For the entries that follow, tally the lines holding the string "size". Give the total and nothing else.

[Records for this task]

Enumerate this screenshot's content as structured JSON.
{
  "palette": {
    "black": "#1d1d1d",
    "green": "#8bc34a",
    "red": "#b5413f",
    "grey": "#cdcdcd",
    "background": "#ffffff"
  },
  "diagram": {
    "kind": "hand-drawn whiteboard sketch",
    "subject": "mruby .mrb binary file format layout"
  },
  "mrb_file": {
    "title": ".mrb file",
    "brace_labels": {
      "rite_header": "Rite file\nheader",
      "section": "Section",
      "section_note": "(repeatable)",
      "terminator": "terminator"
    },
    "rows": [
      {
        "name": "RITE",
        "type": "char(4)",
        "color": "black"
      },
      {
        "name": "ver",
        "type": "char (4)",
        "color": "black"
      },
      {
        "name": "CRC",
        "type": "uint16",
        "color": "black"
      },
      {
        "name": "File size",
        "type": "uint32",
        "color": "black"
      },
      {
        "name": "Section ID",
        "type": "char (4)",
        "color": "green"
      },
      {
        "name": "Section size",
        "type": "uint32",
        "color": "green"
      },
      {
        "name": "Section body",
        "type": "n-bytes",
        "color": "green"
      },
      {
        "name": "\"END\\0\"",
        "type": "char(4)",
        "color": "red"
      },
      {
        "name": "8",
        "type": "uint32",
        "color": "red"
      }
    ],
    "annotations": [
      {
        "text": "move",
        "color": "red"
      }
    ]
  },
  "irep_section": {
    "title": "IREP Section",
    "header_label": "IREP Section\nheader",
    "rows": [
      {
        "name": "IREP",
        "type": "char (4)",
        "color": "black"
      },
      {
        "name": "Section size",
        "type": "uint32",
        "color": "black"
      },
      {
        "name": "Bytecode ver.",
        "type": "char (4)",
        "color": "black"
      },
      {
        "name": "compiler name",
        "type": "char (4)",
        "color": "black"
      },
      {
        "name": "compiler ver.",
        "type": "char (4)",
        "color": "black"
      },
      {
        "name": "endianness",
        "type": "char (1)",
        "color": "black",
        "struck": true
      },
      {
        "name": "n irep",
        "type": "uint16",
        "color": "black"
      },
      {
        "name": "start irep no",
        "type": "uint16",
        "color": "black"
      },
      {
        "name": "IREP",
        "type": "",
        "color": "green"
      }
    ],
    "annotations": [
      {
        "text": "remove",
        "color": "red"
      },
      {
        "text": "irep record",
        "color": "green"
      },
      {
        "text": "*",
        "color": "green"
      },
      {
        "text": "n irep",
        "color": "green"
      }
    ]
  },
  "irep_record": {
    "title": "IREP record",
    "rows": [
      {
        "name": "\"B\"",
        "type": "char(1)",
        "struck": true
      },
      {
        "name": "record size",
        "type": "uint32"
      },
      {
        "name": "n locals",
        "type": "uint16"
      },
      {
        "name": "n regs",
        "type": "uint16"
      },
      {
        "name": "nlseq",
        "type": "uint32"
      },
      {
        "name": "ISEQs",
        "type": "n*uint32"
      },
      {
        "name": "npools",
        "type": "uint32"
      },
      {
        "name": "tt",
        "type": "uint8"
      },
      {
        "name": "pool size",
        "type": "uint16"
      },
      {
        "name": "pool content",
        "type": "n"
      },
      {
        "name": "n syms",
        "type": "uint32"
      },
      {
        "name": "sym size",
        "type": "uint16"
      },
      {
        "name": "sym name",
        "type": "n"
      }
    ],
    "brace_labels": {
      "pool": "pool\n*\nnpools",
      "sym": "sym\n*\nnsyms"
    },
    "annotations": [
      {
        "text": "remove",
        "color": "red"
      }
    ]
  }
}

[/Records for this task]
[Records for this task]

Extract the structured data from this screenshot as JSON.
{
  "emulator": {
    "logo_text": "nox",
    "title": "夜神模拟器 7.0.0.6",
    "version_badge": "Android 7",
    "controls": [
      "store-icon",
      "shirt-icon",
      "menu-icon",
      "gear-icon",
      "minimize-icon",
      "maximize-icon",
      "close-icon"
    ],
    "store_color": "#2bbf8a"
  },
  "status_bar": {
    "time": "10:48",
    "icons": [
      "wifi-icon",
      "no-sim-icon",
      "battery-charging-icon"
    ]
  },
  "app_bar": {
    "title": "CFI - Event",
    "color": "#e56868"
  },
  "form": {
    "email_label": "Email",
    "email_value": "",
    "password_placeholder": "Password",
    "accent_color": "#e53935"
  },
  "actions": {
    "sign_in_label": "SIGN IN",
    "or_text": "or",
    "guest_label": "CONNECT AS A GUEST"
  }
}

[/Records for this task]

◆ **Answer to this problem**: 6